Clark, Jim. "The Haber Process." ChemGuideUK. N.p., Apr. 2013. Web. 08 Dec. 2016.

"Haber-Bosch Process." Encyclopedia Britannica Online. Encyclopedia Britannica, 1998.

Web. 07 Dec. 2016.

Louchheim, Justin. "Fertilizer History: The Haber-Bosch Process." The Fertilizer

Institute. N.p., 19 Nov. 2014. Web. 07 Dec. 2016.

"Nobel Lecture: The Development of the Chemical High Pressure Method."

NobelPrize.org. Nobel Media AB, 2014. Web. 07 Dec. 2016.

"Nobel Lecture: The Synthesis of Ammonia from Its Elements." NobelPrize.org. Nobel

Media AB, 2014. Web. 07 Dec. 2016.

" The Nobel Prize in Chemistry 2007." NobelPrize.org. Nobel Media AB, 2014. Web. 07

Dec. 2016.

Ritter, Steven K. "The Haber-Bosch Reaction: An Early Chemical Impact On

Sustainability." Chemical and Engineering News. American Chemical Society, n.d.

Web. 07 Dec. 2016.

Stubbings, Janice. "Uses and Production of Ammonia by the Haber Process." Haber

Process for Ammonia Production Chemistry Tutorial. N.p., n.d. Web. 07 Dec.

2016.

Zmaczynski, Raymond. "The Effect of the Haber Process on Fertilizers." Princeton

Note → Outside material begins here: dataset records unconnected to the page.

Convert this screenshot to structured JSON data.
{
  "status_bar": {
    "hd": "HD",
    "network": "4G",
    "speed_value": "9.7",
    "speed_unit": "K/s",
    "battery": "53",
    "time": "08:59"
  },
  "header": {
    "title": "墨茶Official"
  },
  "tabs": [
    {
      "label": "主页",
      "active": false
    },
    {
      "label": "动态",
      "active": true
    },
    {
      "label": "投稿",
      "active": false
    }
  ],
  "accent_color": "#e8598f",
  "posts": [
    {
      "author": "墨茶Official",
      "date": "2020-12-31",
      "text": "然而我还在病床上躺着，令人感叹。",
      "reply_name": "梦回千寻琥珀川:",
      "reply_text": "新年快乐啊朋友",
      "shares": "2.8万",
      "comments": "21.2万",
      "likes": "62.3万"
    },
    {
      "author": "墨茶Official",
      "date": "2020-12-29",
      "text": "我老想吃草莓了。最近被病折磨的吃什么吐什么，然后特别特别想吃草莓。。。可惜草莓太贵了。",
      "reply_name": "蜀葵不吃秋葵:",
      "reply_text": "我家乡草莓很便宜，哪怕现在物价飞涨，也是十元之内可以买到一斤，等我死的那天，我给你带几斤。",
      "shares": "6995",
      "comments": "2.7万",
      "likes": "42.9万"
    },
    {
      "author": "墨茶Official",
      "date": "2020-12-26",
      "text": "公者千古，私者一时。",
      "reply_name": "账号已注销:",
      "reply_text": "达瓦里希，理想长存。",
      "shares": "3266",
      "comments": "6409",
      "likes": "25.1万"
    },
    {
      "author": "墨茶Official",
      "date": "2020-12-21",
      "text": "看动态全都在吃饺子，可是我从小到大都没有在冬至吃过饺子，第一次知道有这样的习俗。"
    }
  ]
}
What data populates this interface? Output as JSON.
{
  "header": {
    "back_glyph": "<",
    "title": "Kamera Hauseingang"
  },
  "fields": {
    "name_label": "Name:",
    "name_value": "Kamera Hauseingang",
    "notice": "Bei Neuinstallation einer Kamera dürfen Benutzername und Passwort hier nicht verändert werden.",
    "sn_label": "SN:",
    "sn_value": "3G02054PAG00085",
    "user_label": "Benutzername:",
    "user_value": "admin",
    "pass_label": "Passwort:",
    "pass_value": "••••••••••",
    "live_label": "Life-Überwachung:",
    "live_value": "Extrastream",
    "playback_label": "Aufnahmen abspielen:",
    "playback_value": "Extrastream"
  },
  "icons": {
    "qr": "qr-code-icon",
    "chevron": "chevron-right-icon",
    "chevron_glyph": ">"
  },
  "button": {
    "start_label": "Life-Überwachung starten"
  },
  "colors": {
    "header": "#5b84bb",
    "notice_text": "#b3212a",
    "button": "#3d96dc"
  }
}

University. The Trustees of Princeton University, n.d. Web. 08 Dec. 2016.